# [Entries shown]
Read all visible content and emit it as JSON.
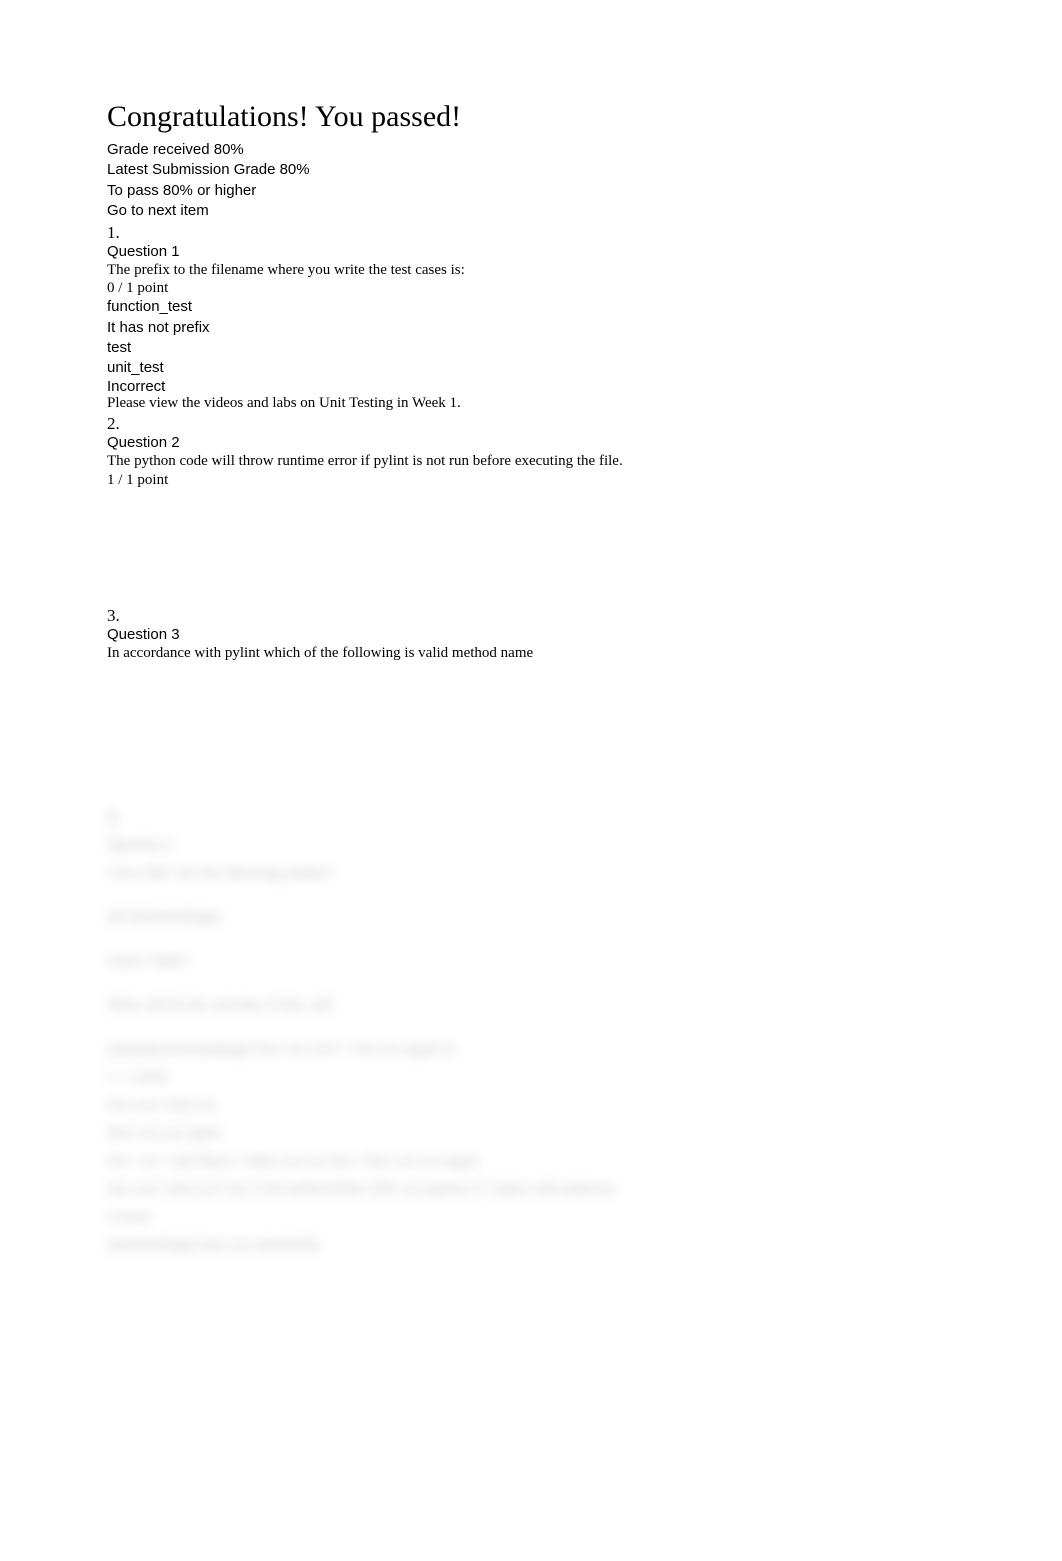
{
  "header": {
    "title": "Congratulations! You passed!",
    "grade_label": "Grade received",
    "grade_value": "80%",
    "latest_label": "Latest Submission Grade",
    "latest_value": "80%",
    "pass_label": "To pass",
    "pass_value": "80% or higher",
    "next_link": "Go to next item"
  },
  "q1": {
    "num": "1.",
    "label": "Question 1",
    "text": "The prefix to the filename where you write the test cases is:",
    "points": "0 / 1 point",
    "options": [
      "function_test",
      "It has not prefix",
      "test",
      "unit_test"
    ],
    "feedback_label": "Incorrect",
    "feedback_text": "Please view the videos and labs on Unit Testing in Week 1."
  },
  "q2": {
    "num": "2.",
    "label": "Question 2",
    "text": "The python code will throw runtime error if pylint is not run before executing the file.",
    "points": "1 / 1 point"
  },
  "q3": {
    "num": "3.",
    "label": "Question 3",
    "text": "In accordance with pylint which of the following is valid method name"
  },
  "q4": {
    "num": "4.",
    "label": "Question 4",
    "line1": "Class ABC has the following method",
    "line2": "def doSomething():",
    "line3": "return \"Hello\"",
    "line4": "What will be the outcome of this call?",
    "line5": "print(obj.doSomething(\"How are you?\",\"See you again\"))",
    "opt1": "1 / 1 point",
    "opt2": "See you? And you",
    "opt3": "How are you again",
    "opt4": "See / An / said Marie / Hello you see this / How are you again",
    "opt5": "See you? said you? See 2150 unified Hello 2001 are against 6-7 taken with unknown",
    "feedback_label": "Correct",
    "feedback_text": "doSomething() may not remarkable"
  }
}
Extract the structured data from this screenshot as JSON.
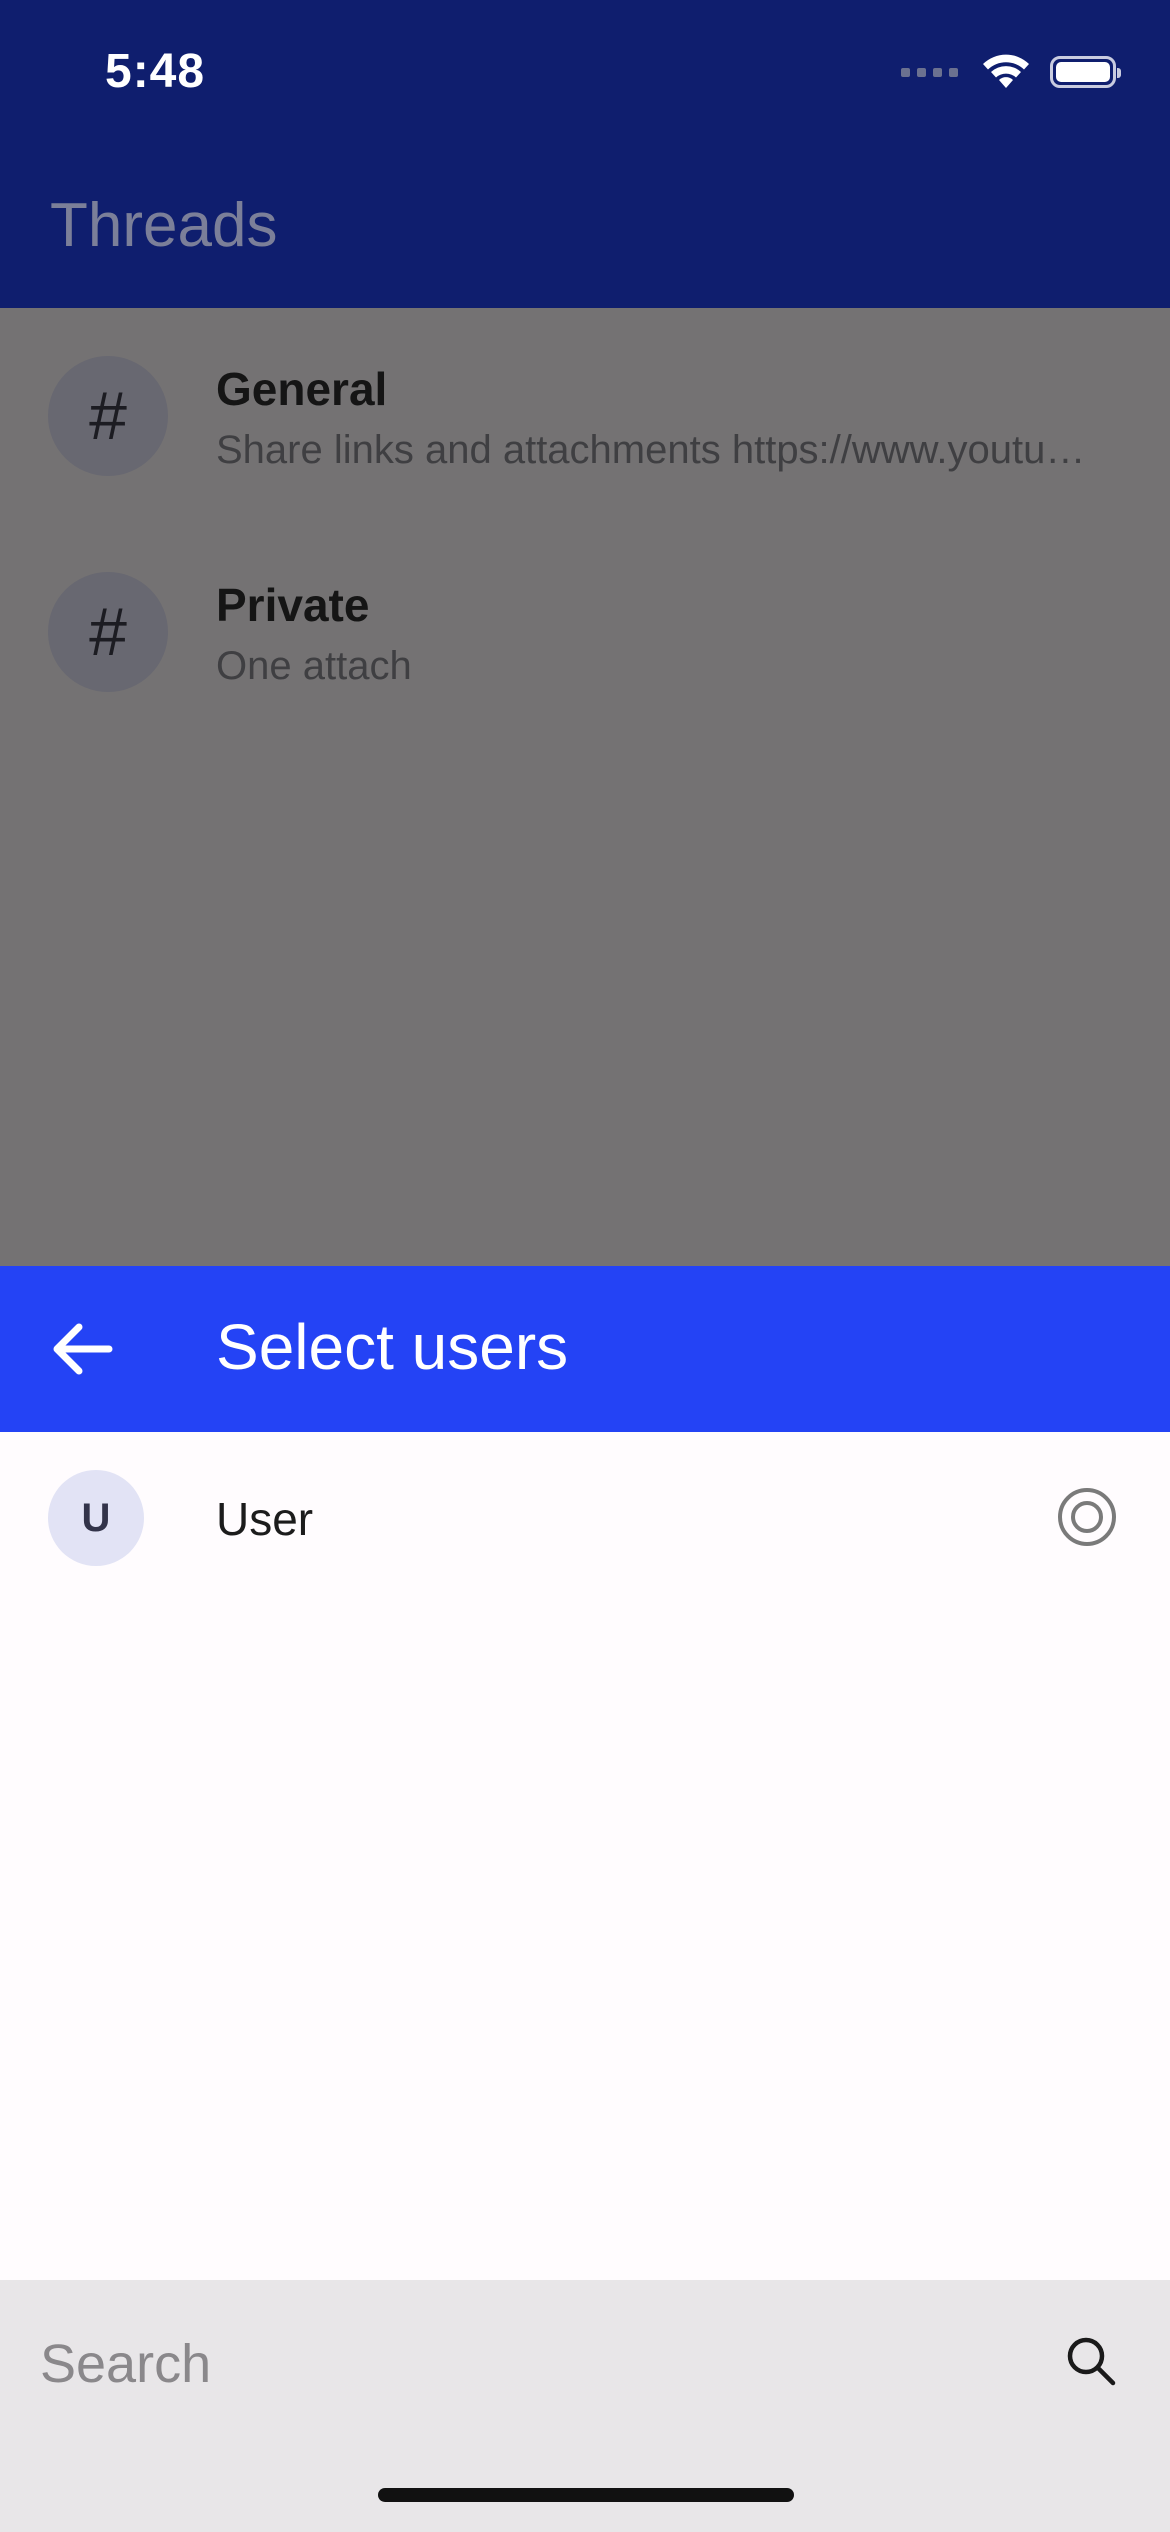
{
  "status_bar": {
    "time": "5:48"
  },
  "app_bar": {
    "title": "Threads"
  },
  "threads": [
    {
      "icon": "hash-icon",
      "symbol": "#",
      "title": "General",
      "subtitle": "Share links and attachments https://www.youtube.com/watch?v=..."
    },
    {
      "icon": "hash-icon",
      "symbol": "#",
      "title": "Private",
      "subtitle": "One attach"
    }
  ],
  "sheet": {
    "title": "Select users",
    "back_icon": "arrow-left-icon",
    "users": [
      {
        "initial": "U",
        "name": "User",
        "selection_icon": "radio-button-icon"
      }
    ]
  },
  "search": {
    "placeholder": "Search",
    "icon": "search-icon"
  },
  "colors": {
    "app_bar": "#0f1e6e",
    "sheet_header": "#2443f5",
    "scrim": "#747273",
    "sheet_body": "#fffcfe",
    "search_bar": "#e8e6e8"
  }
}
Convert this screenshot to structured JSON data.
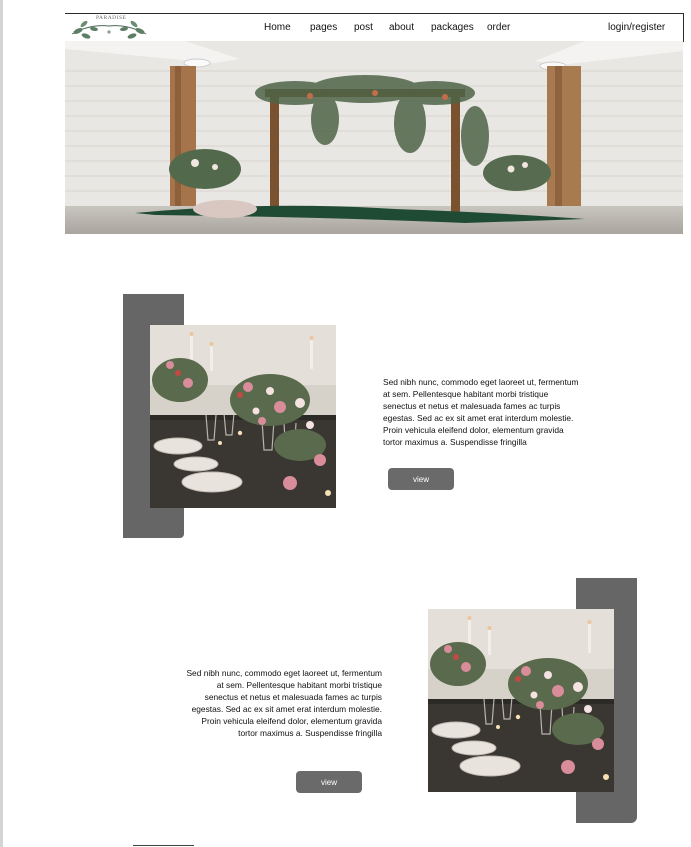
{
  "brand": {
    "logo_text": "PARADISE"
  },
  "nav": {
    "items": [
      "Home",
      "pages",
      "post",
      "about",
      "packages",
      "order"
    ],
    "login_register": "login/register"
  },
  "hero": {
    "image": "wedding-ceremony-arch-photo"
  },
  "features": [
    {
      "text": "Sed nibh nunc, commodo eget laoreet ut, fermentum at sem. Pellentesque habitant morbi tristique senectus et netus et malesuada fames ac turpis egestas. Sed ac ex sit amet erat interdum molestie. Proin vehicula eleifend dolor, elementum gravida tortor maximus a. Suspendisse fringilla",
      "button": "view",
      "image": "table-setting-flowers-photo"
    },
    {
      "text": "Sed nibh nunc, commodo eget laoreet ut, fermentum at sem. Pellentesque habitant morbi tristique senectus et netus et malesuada fames ac turpis egestas. Sed ac ex sit amet erat interdum molestie. Proin vehicula eleifend dolor, elementum gravida tortor maximus a. Suspendisse fringilla",
      "button": "view",
      "image": "table-setting-flowers-photo"
    }
  ],
  "colors": {
    "panel": "#666666",
    "button": "#6a6a6a",
    "button_text": "#ffffff"
  }
}
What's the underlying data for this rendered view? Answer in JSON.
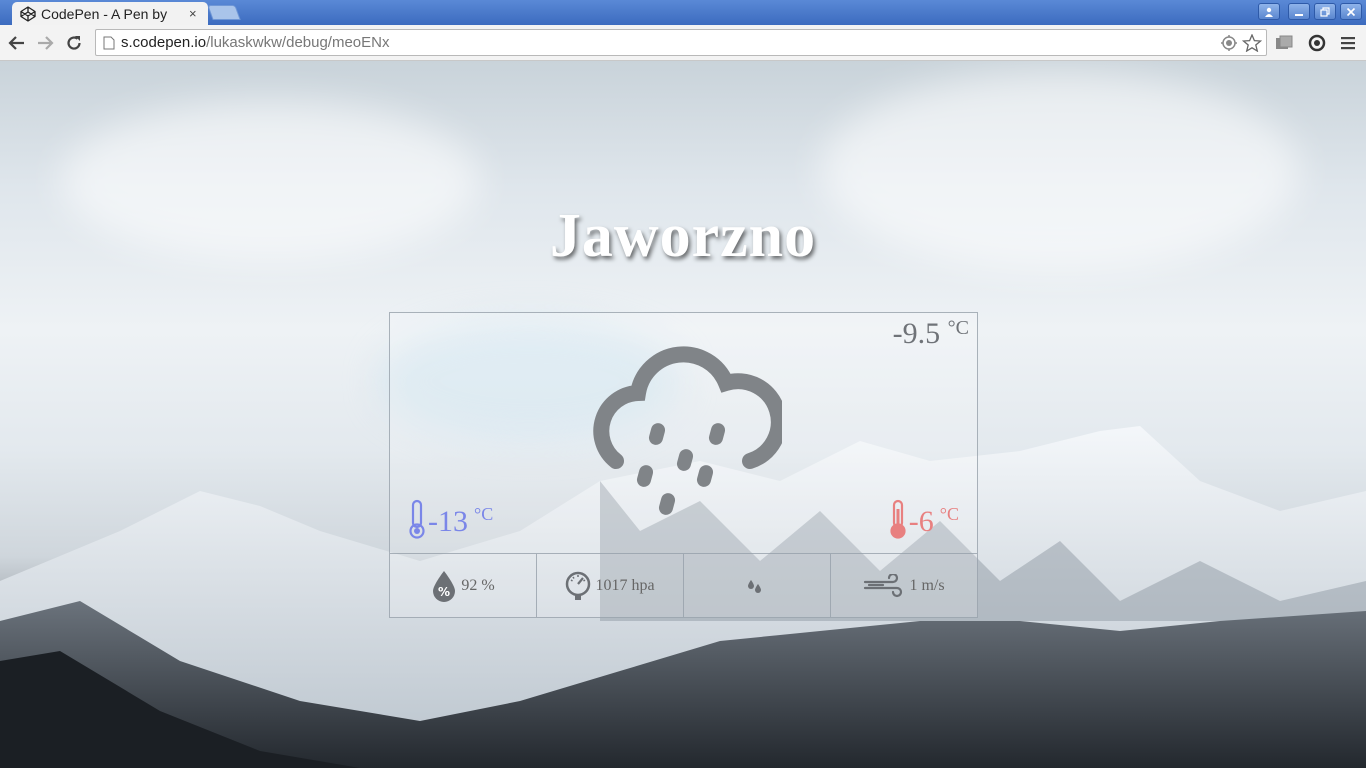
{
  "browser": {
    "tab_title": "CodePen - A Pen by",
    "tab_close": "×",
    "url_host": "s.codepen.io",
    "url_path": "/lukaskwkw/debug/meoENx"
  },
  "weather": {
    "city": "Jaworzno",
    "current_temp": "-9.5",
    "unit": "°C",
    "min_temp": "-13",
    "max_temp": "-6",
    "humidity": "92 %",
    "pressure": "1017 hpa",
    "wind": "1 m/s",
    "condition_icon": "cloud-rain-icon"
  },
  "colors": {
    "min_temp": "#7a86e8",
    "max_temp": "#e88080",
    "icon_gray": "#808488"
  }
}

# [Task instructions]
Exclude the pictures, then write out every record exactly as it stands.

# [Solution for this problem]
Read all visible content and emit it as JSON.
{
  "header": {
    "title": "Congratulations! You passed!",
    "grade_label": "Grade received",
    "grade_value": "80%",
    "latest_label": "Latest Submission Grade",
    "latest_value": "80%",
    "pass_label": "To pass",
    "pass_value": "80% or higher",
    "next_link": "Go to next item"
  },
  "q1": {
    "num": "1.",
    "label": "Question 1",
    "text": "The prefix to the filename where you write the test cases is:",
    "points": "0 / 1 point",
    "options": [
      "function_test",
      "It has not prefix",
      "test",
      "unit_test"
    ],
    "feedback_label": "Incorrect",
    "feedback_text": "Please view the videos and labs on Unit Testing in Week 1."
  },
  "q2": {
    "num": "2.",
    "label": "Question 2",
    "text": "The python code will throw runtime error if pylint is not run before executing the file.",
    "points": "1 / 1 point"
  },
  "q3": {
    "num": "3.",
    "label": "Question 3",
    "text": "In accordance with pylint which of the following is valid method name"
  },
  "q4": {
    "num": "4.",
    "label": "Question 4",
    "line1": "Class ABC has the following method",
    "line2": "def doSomething():",
    "line3": "return \"Hello\"",
    "line4": "What will be the outcome of this call?",
    "line5": "print(obj.doSomething(\"How are you?\",\"See you again\"))",
    "opt1": "1 / 1 point",
    "opt2": "See you? And you",
    "opt3": "How are you again",
    "opt4": "See / An / said Marie / Hello you see this / How are you again",
    "opt5": "See you? said you? See 2150 unified Hello 2001 are against 6-7 taken with unknown",
    "feedback_label": "Correct",
    "feedback_text": "doSomething() may not remarkable"
  }
}
Extract the structured data from this screenshot as JSON.
{
  "status_bar": {
    "time": "5:48"
  },
  "app_bar": {
    "title": "Threads"
  },
  "threads": [
    {
      "icon": "hash-icon",
      "symbol": "#",
      "title": "General",
      "subtitle": "Share links and attachments https://www.youtube.com/watch?v=..."
    },
    {
      "icon": "hash-icon",
      "symbol": "#",
      "title": "Private",
      "subtitle": "One attach"
    }
  ],
  "sheet": {
    "title": "Select users",
    "back_icon": "arrow-left-icon",
    "users": [
      {
        "initial": "U",
        "name": "User",
        "selection_icon": "radio-button-icon"
      }
    ]
  },
  "search": {
    "placeholder": "Search",
    "icon": "search-icon"
  },
  "colors": {
    "app_bar": "#0f1e6e",
    "sheet_header": "#2443f5",
    "scrim": "#747273",
    "sheet_body": "#fffcfe",
    "search_bar": "#e8e6e8"
  }
}
Convert this screenshot to structured JSON data.
{
  "brand": {
    "logo_text": "PARADISE"
  },
  "nav": {
    "items": [
      "Home",
      "pages",
      "post",
      "about",
      "packages",
      "order"
    ],
    "login_register": "login/register"
  },
  "hero": {
    "image": "wedding-ceremony-arch-photo"
  },
  "features": [
    {
      "text": "Sed nibh nunc, commodo eget laoreet ut, fermentum at sem. Pellentesque habitant morbi tristique senectus et netus et malesuada fames ac turpis egestas. Sed ac ex sit amet erat interdum molestie. Proin vehicula eleifend dolor, elementum gravida tortor maximus a. Suspendisse fringilla",
      "button": "view",
      "image": "table-setting-flowers-photo"
    },
    {
      "text": "Sed nibh nunc, commodo eget laoreet ut, fermentum at sem. Pellentesque habitant morbi tristique senectus et netus et malesuada fames ac turpis egestas. Sed ac ex sit amet erat interdum molestie. Proin vehicula eleifend dolor, elementum gravida tortor maximus a. Suspendisse fringilla",
      "button": "view",
      "image": "table-setting-flowers-photo"
    }
  ],
  "colors": {
    "panel": "#666666",
    "button": "#6a6a6a",
    "button_text": "#ffffff"
  }
}
What's the underlying data for this rendered view? Answer in JSON.
{
  "browser": {
    "tab_title": "CodePen - A Pen by",
    "tab_close": "×",
    "url_host": "s.codepen.io",
    "url_path": "/lukaskwkw/debug/meoENx"
  },
  "weather": {
    "city": "Jaworzno",
    "current_temp": "-9.5",
    "unit": "°C",
    "min_temp": "-13",
    "max_temp": "-6",
    "humidity": "92 %",
    "pressure": "1017 hpa",
    "wind": "1 m/s",
    "condition_icon": "cloud-rain-icon"
  },
  "colors": {
    "min_temp": "#7a86e8",
    "max_temp": "#e88080",
    "icon_gray": "#808488"
  }
}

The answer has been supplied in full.